What about a shield? A shield increases your AC by 2 while you use it. For example, if you’re unarmored and use a shield, your AC is 12 + your Dexterity modifier. Keep in mind that some AC calculations, such as a monk’s Unarmored Defense, prohibit the use of a shield.
Once you have your base AC, it can be temporarily modified by situational bonuses and penalties. For instance, having half cover gives you a +2 bonus to your AC, and three-quarters cover gives a +5 bonus. Spells sometimes modify AC as well. Shield of faith, for example, grants a target a +2 bonus to AC until the spell ends.
Magic items can also enhance your AC. Here are a few examples: +1 chain mail gives you an AC of 17, a ring of protection gives you a +1 bonus to AC no matter what you’re wearing, and bracers of defense grant you a +2 bonus to AC if you’re not wearing armor or using a shield.

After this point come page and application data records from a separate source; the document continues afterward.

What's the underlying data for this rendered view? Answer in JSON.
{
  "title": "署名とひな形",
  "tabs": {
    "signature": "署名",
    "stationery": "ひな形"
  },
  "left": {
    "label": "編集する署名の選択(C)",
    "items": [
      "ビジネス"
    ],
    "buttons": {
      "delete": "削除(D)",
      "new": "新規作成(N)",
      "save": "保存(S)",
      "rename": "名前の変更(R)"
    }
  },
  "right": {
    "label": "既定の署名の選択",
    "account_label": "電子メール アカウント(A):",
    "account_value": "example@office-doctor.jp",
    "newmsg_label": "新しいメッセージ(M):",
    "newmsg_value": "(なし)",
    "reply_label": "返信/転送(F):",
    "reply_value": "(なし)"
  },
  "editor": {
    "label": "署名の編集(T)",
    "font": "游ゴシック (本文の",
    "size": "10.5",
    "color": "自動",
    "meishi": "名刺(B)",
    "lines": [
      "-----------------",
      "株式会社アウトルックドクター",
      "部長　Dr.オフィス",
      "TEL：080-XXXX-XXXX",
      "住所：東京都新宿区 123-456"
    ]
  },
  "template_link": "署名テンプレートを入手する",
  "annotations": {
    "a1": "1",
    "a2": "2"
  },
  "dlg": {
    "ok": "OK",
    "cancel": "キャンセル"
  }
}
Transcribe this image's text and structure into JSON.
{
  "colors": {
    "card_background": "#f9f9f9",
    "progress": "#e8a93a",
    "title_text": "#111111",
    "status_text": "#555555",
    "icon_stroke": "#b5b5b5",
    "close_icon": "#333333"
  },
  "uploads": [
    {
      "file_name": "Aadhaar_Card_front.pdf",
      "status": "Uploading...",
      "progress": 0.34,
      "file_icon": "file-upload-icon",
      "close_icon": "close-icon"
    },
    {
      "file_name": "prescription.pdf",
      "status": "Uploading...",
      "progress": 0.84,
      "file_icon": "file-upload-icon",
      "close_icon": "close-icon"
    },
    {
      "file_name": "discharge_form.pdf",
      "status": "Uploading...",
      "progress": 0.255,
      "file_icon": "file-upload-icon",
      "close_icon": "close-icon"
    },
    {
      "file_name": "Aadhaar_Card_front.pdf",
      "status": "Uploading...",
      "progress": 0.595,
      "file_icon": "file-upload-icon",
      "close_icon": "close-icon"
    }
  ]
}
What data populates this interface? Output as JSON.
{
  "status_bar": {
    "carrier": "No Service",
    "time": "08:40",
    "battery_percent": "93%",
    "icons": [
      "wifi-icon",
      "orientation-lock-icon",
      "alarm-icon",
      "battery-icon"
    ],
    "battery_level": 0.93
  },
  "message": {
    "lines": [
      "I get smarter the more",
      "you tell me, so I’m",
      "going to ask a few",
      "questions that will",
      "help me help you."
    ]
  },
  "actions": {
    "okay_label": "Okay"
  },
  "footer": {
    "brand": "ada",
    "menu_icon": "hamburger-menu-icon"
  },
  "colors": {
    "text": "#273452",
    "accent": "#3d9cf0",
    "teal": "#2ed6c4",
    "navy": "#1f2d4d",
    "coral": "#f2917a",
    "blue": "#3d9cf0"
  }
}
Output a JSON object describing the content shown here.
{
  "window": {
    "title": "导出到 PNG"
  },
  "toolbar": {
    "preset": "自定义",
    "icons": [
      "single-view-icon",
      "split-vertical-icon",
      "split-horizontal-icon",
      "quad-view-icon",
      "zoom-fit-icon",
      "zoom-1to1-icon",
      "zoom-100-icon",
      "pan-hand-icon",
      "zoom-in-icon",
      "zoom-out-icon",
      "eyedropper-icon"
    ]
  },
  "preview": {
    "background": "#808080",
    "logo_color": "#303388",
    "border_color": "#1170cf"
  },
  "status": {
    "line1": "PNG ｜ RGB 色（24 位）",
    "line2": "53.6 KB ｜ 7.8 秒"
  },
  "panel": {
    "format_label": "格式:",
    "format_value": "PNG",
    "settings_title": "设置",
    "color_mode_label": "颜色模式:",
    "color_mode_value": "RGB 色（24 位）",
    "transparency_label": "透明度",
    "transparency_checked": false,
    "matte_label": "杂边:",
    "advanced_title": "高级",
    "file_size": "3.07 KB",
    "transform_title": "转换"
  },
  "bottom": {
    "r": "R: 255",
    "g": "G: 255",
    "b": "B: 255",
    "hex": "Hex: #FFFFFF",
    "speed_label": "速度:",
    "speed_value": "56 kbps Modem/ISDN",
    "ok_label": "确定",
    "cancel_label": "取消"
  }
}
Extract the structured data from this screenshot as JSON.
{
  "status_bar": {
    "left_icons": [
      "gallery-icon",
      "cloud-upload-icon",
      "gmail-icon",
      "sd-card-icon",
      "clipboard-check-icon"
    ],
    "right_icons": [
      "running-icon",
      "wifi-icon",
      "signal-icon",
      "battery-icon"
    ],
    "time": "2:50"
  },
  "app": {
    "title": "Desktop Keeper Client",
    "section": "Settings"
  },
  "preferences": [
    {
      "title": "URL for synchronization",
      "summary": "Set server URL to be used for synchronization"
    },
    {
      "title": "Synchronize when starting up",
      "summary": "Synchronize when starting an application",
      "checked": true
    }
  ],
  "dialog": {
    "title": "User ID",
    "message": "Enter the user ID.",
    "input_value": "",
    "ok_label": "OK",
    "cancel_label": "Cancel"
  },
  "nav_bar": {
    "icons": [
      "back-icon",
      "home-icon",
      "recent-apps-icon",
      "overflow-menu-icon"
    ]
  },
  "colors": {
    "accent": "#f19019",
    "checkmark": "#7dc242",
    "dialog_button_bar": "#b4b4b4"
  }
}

In short: different AC calculations don't stack. If you have multiple ways to calculate your AC (e.g. Unarmored Defense, Draconic Resilience, Natural Armor, mage armor, etc.), you choose which one you want to use - presumably you'd choose the one that gives you the highest base AC.
What this means is that even if mage armor could apply while wearing armor, you couldn't calculate your AC by taking your regular AC calculation while armored (or unarmored) and adding your Dex modifier again from mage armor.
Mage armor gives you an AC calculation method of 13 + Dex mod. The fact that your Dex mod is +3 is just an odd coincidence; if your Dex mod was +0, mage armor would still give you an AC of 13 (before considering any AC bonuses).
Moving on to AC bonuses...
The Defense fighting style requires armor
The Defense fighting style option states:
While you are wearing armor, you gain a +1 bonus to AC.
It requires you to be wearing armor to gain its benefit. This means you can never get this bonus on top of mage armor, because they're mutually exclusive.
Bladesong works, as long as you're not wearing medium/heavy armor or a shield
The Bladesinging wizard's Bladesong feature (SCAG, p. 142) says:
Starting at 2nd level, you can invoke a secret elven magic called the Bladesong, provided that you aren’t wearing medium or heavy armor or using a shield. [...]
You can use a bonus action to start the Bladesong, which lasts for 1 minute. It ends early if you are incapacitated, if you don medium or heavy armor or a shield, or if you use two hands to make an attack with a weapon. [...]
While your Bladesong is active, you gain the following benefits:
You can use this feature twice. You regain all expended uses of it when you finish a short or long rest.
This grants you a temporary bonus to your AC equal to your Int mod, and can be used either when unarmored or when wearing light armor (as long as you're not wielding a shield). Because this is a bonus to your AC, not a new calculation, this does stack with whatever base AC calculation method you use.
Final AC calculation
If you're unarmored, have mage armor active on yourself, and start your Bladesong, your total AC while Bladesong is active would be:
13 + 3 (from mage armor)
= 16 base AC
+ 3 Int (from Bladesong)
= 19 total AC (while Bladesong is active)
Even if you multiclassed into fighter, ranger, or paladin and chose the Defense fighting style, it would be incompatible with mage armor. You could only benefit from the Defense fighting style while wearing armor, which would give you a different AC calculation (the exact calculation depends on the armor you wear). And if you chose to wear medium or even heavy armor or equip a shield (even if you were proficient), you would be unable to get the AC bonus or other benefits from Bladesong.